● **About this task**
Each line of the listing where "color" appears should be reported.

● **Source material**
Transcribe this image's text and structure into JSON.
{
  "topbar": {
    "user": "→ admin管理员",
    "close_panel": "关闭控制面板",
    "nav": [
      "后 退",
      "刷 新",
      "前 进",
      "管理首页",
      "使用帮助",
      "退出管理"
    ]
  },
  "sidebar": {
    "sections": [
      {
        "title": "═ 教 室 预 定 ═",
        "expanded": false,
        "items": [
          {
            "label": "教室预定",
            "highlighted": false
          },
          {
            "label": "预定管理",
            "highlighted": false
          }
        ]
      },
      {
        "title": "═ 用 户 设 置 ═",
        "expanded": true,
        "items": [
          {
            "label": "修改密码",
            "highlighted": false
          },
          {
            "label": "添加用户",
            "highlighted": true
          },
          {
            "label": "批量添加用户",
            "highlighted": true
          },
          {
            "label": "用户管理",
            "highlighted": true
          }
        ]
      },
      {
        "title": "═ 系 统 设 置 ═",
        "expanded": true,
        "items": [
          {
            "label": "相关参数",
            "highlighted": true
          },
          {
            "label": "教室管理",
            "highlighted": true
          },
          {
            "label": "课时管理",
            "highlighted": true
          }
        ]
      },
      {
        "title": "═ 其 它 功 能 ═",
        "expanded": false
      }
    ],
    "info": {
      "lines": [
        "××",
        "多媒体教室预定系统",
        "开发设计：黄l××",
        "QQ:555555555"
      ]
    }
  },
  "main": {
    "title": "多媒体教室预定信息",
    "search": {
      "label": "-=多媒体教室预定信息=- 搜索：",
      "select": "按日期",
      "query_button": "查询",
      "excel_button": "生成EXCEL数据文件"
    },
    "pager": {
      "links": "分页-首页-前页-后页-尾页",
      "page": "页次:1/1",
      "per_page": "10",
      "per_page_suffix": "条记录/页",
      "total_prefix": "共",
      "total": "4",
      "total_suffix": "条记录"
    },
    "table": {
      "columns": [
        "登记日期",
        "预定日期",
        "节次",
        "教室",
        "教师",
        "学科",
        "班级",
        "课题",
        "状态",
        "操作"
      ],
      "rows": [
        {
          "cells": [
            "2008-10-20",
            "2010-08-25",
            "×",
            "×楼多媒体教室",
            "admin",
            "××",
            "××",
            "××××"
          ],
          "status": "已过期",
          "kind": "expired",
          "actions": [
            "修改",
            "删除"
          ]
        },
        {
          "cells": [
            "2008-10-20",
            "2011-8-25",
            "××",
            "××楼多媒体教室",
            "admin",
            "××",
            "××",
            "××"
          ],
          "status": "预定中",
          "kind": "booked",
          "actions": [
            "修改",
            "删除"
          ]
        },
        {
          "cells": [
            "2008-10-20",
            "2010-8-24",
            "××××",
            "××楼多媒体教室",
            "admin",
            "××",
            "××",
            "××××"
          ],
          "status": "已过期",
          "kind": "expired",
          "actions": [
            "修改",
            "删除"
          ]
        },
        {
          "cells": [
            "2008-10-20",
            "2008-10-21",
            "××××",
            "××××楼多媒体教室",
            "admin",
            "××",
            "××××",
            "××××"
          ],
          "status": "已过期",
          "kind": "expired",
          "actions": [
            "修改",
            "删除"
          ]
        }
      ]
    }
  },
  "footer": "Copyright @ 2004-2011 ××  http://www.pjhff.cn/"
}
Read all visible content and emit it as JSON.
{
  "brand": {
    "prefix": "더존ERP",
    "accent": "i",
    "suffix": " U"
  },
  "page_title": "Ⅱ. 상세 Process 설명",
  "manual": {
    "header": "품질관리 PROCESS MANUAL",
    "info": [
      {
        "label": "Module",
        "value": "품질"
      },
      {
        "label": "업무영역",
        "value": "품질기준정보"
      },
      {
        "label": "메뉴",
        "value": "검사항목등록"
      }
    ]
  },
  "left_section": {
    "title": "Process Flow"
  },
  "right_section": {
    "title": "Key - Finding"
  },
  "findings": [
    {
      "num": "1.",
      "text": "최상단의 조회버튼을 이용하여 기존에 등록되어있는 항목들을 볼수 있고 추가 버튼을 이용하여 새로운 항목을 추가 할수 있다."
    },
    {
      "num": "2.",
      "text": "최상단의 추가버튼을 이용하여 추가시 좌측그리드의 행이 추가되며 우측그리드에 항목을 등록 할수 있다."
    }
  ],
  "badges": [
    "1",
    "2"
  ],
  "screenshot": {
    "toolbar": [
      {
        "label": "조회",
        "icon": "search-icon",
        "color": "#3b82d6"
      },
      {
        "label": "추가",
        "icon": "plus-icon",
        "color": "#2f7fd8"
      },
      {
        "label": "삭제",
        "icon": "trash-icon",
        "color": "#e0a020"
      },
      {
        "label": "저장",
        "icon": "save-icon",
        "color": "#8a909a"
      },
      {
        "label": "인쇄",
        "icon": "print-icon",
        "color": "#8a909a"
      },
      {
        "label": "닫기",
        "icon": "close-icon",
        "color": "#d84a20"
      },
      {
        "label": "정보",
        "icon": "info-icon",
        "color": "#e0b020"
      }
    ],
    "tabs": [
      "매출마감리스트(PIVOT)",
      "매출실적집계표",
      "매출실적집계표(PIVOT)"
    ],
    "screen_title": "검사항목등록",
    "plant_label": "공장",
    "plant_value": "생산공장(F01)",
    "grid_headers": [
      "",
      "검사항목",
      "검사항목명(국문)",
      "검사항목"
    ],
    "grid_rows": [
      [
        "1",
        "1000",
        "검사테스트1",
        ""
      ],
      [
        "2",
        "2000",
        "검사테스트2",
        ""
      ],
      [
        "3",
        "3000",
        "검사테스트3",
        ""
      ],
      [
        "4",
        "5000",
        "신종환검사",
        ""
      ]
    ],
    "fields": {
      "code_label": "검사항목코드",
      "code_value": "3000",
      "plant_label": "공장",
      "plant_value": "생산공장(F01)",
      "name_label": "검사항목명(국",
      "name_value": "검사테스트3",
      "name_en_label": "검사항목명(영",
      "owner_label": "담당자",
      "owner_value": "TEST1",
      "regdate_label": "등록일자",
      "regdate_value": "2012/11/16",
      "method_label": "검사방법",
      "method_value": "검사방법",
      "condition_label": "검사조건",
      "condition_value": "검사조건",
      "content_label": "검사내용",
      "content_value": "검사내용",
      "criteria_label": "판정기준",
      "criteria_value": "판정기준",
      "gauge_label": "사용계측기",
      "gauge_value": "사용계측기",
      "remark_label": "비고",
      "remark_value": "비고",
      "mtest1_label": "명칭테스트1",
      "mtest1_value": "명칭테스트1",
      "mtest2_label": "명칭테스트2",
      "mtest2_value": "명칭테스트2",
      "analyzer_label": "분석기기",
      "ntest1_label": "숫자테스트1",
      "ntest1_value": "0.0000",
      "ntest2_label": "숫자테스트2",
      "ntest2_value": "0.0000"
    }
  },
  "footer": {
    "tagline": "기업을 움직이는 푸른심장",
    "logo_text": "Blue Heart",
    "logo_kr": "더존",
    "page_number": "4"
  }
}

● **Solution to this task**
        "color": "#3b82d6"
        "color": "#2f7fd8"
        "color": "#e0a020"
        "color": "#8a909a"
        "color": "#8a909a"
        "color": "#d84a20"
        "color": "#e0b020"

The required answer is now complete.